Authors: J. C. Rubio-Polania, A. González-Solis, C. Enriquez, F. Árcega-Cabrera, V. Ceja-Moreno, L. Cetina-Euan, R. Poot-Aguayo, F. Nuñez-Chan & D. Torruco


Various ecosystems of the Gulf of Mexico (GoM) may be impacted by the present increase in offshore oil exploitation. To identify future changes caused by this activity, we assessed the structure of the megabenthos community in the Perdido Fold Belt (PFB) and its relationships with environmental variables, hydrocarbons, and heavy metals. To achieve this, biological and sediment samples were obtained during the surveys Perdido II (PII) and Perdido III (PIII). 325.75 103 ind km−2 and 582.34 kg AFDW km−2 were collected, distributed in 110 species. Crustaceans and echinoderms comprised more than 70% of the total abundance and biomass. The most abundant species were Astropecten cingulatus Sladen, 1883, Callinectes sapidus Rathbun, 1896, Astropecten duplicatus Gray, 1840, and Penaeus aztecus (Ives, 1891) (12.2 103 ≤ ind Km−2 ≤ 59.4 103). They also had the greatest biomass contribution (16.8 ≤ kg AFDW km−2 ≤ 192.2). BIOENV test showed the influence of depth (Z), salinity, dissolved oxygen (DO), Acenaphthylene (Acy), Fluoranthene (Flu), n-C12, n-C37, and nickel (Ni) on the community structure. Recruitment and trawling also influenced the abundance and biomass values. Despite Z defines the environmental gradient, the hydrocarbon concentration gradient within the shelf areas makes it a good candidate for developing monitoring programmes.

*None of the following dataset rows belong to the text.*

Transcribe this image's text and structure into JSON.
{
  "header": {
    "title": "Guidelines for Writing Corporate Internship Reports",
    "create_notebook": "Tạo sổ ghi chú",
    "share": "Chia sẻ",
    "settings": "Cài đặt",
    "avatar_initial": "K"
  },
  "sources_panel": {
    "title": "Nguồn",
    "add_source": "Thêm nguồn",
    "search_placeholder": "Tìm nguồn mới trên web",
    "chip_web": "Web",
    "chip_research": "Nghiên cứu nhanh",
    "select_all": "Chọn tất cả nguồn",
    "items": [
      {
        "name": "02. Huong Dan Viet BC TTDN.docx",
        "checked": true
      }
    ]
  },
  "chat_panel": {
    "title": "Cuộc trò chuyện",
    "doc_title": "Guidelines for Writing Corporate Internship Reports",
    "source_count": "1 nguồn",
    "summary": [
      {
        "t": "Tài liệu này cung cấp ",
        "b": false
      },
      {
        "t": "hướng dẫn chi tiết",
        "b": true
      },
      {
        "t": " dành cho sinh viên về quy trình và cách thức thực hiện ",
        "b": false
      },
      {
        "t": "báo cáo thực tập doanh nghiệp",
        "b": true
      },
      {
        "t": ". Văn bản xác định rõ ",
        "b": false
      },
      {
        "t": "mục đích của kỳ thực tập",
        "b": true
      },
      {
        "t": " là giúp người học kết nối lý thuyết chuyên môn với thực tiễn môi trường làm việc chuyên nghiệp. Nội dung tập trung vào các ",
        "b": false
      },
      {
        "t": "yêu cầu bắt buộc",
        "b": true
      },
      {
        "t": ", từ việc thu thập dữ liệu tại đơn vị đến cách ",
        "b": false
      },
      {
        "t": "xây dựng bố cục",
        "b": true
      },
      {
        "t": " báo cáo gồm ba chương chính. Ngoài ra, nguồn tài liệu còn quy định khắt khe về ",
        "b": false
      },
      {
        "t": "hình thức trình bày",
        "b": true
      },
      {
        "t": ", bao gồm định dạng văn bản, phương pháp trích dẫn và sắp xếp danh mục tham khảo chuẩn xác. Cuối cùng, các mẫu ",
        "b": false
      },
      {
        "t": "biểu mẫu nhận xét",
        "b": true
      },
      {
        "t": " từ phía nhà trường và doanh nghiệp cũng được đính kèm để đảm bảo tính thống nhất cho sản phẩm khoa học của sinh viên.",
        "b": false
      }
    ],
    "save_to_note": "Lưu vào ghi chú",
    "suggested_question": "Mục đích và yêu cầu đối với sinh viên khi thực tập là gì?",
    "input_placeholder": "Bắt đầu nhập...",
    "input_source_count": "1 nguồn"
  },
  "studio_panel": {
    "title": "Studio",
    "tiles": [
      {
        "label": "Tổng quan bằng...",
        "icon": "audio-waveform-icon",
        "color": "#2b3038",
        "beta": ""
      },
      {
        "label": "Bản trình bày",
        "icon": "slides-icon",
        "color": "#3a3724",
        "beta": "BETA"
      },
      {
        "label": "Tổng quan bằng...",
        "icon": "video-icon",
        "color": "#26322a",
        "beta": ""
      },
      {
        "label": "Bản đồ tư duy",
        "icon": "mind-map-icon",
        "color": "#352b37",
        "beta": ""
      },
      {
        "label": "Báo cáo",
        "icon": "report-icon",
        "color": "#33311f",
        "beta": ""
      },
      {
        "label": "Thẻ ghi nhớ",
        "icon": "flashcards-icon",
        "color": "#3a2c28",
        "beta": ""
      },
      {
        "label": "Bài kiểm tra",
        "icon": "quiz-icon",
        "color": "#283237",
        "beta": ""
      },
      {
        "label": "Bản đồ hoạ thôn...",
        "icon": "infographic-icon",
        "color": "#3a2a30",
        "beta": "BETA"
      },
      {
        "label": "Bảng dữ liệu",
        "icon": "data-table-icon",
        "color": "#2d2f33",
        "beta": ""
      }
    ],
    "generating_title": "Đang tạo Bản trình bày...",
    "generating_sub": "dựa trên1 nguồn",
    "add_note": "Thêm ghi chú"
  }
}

Keywords: Megacrustaceans, malacofauna, echinoderms, BIOENV, LINKTREE, Gulf of Mexico